◆ Brief:
Whenever the string "screenshot" appears in a line below, please copy the line out.

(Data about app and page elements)
-=-=-

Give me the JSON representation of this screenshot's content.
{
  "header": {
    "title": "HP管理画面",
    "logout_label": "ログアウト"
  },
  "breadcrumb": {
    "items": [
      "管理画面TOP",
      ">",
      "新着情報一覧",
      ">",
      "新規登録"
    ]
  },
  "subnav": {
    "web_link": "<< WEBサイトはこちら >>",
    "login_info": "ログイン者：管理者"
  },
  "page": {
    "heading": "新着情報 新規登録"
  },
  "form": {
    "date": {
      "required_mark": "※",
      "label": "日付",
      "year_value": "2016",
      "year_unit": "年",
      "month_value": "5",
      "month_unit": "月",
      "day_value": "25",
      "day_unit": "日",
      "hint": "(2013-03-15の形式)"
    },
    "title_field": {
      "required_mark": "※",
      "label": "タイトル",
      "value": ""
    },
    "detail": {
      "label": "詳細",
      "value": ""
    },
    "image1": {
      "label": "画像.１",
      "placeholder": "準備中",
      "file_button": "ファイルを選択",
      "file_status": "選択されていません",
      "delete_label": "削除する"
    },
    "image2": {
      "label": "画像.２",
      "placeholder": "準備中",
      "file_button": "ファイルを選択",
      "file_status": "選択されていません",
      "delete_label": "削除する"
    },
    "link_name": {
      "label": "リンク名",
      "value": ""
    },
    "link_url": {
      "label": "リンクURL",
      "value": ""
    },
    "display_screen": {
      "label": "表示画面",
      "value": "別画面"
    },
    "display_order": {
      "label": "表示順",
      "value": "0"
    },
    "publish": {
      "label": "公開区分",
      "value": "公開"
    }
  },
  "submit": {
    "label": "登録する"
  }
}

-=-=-

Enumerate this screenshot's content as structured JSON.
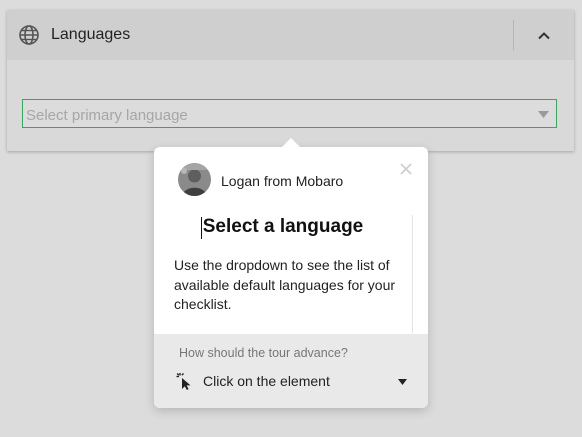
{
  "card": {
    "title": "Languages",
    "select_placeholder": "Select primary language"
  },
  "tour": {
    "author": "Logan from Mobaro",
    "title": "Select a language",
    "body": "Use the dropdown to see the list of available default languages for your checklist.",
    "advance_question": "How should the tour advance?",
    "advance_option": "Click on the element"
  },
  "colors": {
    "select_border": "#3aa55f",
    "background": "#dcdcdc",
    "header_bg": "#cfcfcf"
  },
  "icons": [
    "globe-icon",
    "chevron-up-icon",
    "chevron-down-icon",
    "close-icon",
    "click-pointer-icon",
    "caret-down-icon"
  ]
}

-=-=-

◆ Expected answer:
Give me the JSON representation of this screenshot's content.
Enumerate this screenshot's content as structured JSON.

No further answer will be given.